The Hilltop has a spirit of independence, inventiveness, and neighborhood pride. This historic neighborhood is an important urban resource that should be protected and sustained for future generations.
A COMMUNITY OF NEIGHBORHOODS
Throughout the years, the Hilltop has been defined by many different boundaries. Today the Greater Hilltop Area and its boundaries coincide with those of the City of Columbus Planning Area #15. Its boundaries are 1-70 on the North, the Railroad on the East, and 1-270 on the South and West.
YEARS OF TRANSITION
The first signs of a transformation on the Hilltop from a fanning community to an urban community occurred between 1885 and 1895; and until the flood of 1913, this transformation continued gradually.
Most of the Hilltop's older section were sold and platted in the 1890's and early 1900's.
Various services and prerequisites of urban life infrastructure, transportation, business establishments, and schools and churches were set into place, allowing the Hilltop community to adapt to the relatively sudden population increase that was to come.
In the 1910's and 1920's, the number of community facilities and organizations mushroomed, community pride flourished, and the Hilltop was regarded as one of the most desirable areas to live in the metropolitan area.
THE EARLY YEARS
The hill upon which the Hilltop is located was formed during the Glacial Period, and its height has proved to be a valuable asset.
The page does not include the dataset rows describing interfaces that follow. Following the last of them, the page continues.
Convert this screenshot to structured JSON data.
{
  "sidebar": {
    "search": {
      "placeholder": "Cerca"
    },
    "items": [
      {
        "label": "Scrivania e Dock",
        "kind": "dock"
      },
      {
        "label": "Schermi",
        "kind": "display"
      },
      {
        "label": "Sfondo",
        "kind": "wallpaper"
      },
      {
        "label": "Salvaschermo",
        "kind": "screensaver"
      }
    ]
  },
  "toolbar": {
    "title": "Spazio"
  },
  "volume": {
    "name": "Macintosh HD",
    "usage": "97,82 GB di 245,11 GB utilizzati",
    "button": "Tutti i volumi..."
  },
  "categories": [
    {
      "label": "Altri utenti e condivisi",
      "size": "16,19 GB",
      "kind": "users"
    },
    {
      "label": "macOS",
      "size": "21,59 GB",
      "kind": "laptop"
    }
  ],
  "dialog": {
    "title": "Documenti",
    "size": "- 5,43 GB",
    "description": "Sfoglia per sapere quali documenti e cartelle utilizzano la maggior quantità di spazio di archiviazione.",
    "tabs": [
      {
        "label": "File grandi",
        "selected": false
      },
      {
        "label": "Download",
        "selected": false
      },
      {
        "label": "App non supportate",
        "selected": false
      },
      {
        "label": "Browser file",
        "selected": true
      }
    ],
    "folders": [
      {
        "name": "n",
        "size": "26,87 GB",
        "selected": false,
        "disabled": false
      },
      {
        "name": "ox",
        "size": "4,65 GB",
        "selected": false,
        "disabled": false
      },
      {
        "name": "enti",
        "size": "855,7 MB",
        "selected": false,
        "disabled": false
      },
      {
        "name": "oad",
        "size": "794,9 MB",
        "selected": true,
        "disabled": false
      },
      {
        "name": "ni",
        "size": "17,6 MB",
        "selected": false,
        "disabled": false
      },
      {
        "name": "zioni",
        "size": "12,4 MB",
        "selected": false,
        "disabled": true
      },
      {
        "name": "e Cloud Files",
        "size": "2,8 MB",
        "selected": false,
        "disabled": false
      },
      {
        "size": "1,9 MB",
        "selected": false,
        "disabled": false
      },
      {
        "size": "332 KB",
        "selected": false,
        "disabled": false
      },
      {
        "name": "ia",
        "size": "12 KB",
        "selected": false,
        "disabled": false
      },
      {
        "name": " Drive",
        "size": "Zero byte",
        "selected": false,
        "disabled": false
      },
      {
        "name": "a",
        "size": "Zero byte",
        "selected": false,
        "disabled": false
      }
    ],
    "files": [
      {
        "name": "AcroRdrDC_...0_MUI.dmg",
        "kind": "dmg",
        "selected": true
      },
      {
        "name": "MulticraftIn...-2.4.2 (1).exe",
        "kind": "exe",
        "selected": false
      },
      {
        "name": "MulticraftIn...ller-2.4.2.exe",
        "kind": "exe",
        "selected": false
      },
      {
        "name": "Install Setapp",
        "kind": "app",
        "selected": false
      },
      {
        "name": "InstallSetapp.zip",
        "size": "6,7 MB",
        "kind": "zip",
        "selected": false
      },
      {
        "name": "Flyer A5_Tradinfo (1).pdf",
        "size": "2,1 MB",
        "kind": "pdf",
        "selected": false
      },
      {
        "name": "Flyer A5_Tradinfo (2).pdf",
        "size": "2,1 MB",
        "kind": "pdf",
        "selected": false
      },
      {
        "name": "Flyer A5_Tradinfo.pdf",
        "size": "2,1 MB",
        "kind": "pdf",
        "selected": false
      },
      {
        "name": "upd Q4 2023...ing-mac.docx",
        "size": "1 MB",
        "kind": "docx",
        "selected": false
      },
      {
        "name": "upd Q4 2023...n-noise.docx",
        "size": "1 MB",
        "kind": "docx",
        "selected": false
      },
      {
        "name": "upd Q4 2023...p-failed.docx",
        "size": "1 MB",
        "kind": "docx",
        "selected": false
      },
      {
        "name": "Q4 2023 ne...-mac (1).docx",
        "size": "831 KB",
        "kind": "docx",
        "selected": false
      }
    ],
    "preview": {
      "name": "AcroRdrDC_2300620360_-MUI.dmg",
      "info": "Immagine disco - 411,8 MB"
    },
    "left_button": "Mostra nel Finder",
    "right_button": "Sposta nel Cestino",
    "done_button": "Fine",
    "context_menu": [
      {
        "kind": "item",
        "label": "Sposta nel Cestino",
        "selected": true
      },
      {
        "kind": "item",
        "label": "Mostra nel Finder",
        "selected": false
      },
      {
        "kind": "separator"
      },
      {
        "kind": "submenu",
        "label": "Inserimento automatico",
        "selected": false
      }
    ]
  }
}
It has both saved the community from natural disasters, such as the horrific Great Flood of 1913, and makes it a highly visible, easily identifiable neighborhood.
The first people who inhabited the Hilltop area were mound-building Indian tribes. After the Revolutionary War in 1790, the first settler to arrive in the area was Lucas Sullivant, a deputy surveyor of land from Kentucky.
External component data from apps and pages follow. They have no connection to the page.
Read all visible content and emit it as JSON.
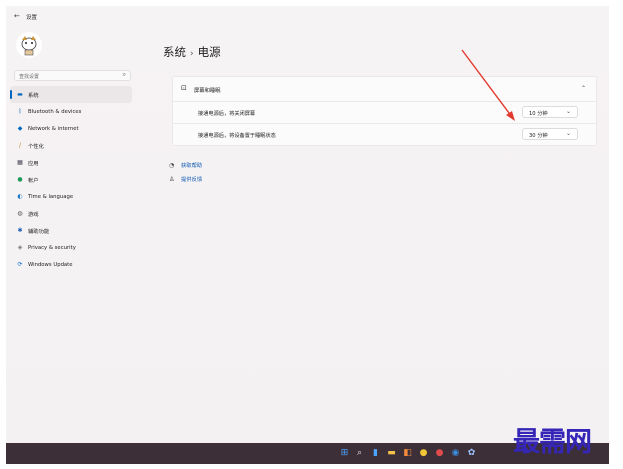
{
  "window": {
    "title": "设置"
  },
  "search": {
    "placeholder": "查找设置"
  },
  "nav": [
    {
      "label": "系统",
      "icon": "monitor-icon",
      "active": true
    },
    {
      "label": "Bluetooth & devices",
      "icon": "bluetooth-icon"
    },
    {
      "label": "Network & internet",
      "icon": "wifi-icon"
    },
    {
      "label": "个性化",
      "icon": "brush-icon"
    },
    {
      "label": "应用",
      "icon": "apps-icon"
    },
    {
      "label": "帐户",
      "icon": "person-icon"
    },
    {
      "label": "Time & language",
      "icon": "globe-clock-icon"
    },
    {
      "label": "游戏",
      "icon": "gamepad-icon"
    },
    {
      "label": "辅助功能",
      "icon": "accessibility-icon"
    },
    {
      "label": "Privacy & security",
      "icon": "shield-icon"
    },
    {
      "label": "Windows Update",
      "icon": "update-icon"
    }
  ],
  "breadcrumb": {
    "parent": "系统",
    "current": "电源"
  },
  "card": {
    "title": "屏幕和睡眠",
    "rows": [
      {
        "label": "接通电源后，将关闭屏幕",
        "value": "10 分钟"
      },
      {
        "label": "接通电源后，将设备置于睡眠状态",
        "value": "30 分钟"
      }
    ]
  },
  "links": {
    "help": "获取帮助",
    "feedback": "提供反馈"
  },
  "watermark": "最需网",
  "colors": {
    "accent": "#0067c0",
    "arrow": "#e33a2f",
    "taskbar": "#3c2f38"
  }
}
YEARS OF TRANSITION
The Hilltop's gradual transformation from a farming community to an urban community occurred between 1885 and 1895. Most of the Hilltop's older sections were sold and platted in the 1890's and early 1900's. The transformation quickly accelerated after the flood of 1913, since it was one of the only unaffected areas in the city.
During that transitional period, many services and prerequisites of urban life such as infrastructure, transportation, business growth, schools, and churches were established. Thankfully, these services and amenities allowed the Hilltop to more easily adapt to the sudden population increase that occurred after the flood.
In the 1910's and 20's, the number of community facilities and organizations greatly increased, causing a great deal of community pride. The Hilltop was soon considered to be one of the best neighborhoods in the entire metropolitan area.
GROWTH AND UNITY
The 1913 flood, the most devastating flood Columbus has ever seen, had a huge impact on the Hilltop's growth. Due to its elevation the Hilltop experienced no property damage, whereas many other parts of the city were completely destroyed--20,000 were left homeless. This caused a large number of people to move the Hilltop area in the wake of the flood, creating a remarkable boom in commercial and residential development in the following decade.
1920-1940 was a time of accelerated social and cultural activity on the Hilltop, especially during the Great Depression in the 1930's. Residents were struggling greatly, which made neighborhood unity essential. Many clubs, support groups, musical organizations, and new activities were created at this time.
Political life in Columbus during the 1940's, 50's and 60's was largely dominated by Hilltop residents. The Hilltop's most renowned political figure, M.E. "Jack" Sensenbrenner, first ran for Mayor of Columbus in 1953, and won. Two other mayors of the City of Columbus were also from the Hilltop. Floyd Green held that post from 1940 to 1943, and W. Ralston (Ross) Westlake served in that position from 1959 to 1963.
PROSPERITY, INFLUENCE AND CHANGE
During World War II, the Hilltop had to direct its resources to the War effort, which also took precedence over development, causing it to slow.
However, in the late 1940's and 50's, the growth the Hilltop once experienced returned stronger than ever before. Unfortunately, this growth didn't last through the 60's and 70's. Local shops were replaced with strip malls and large chain stores to accommodate cars more easily. In addition, an unfortunate consequence of the Hilltop's previous rapid population growth was that it created a less cohesive community, due to the influx of new residents with no community ties or roots. Thus, revitalization slowed and the Hilltop felt purposeless.
It was at the end of this period and in the early 80's that the Greater Hilltop Area Commission was established to provide a medium for residents to work together, to give the community a sense of direction, and to stimulate and support revitalization. This led to a new chapter in Hilltop's history.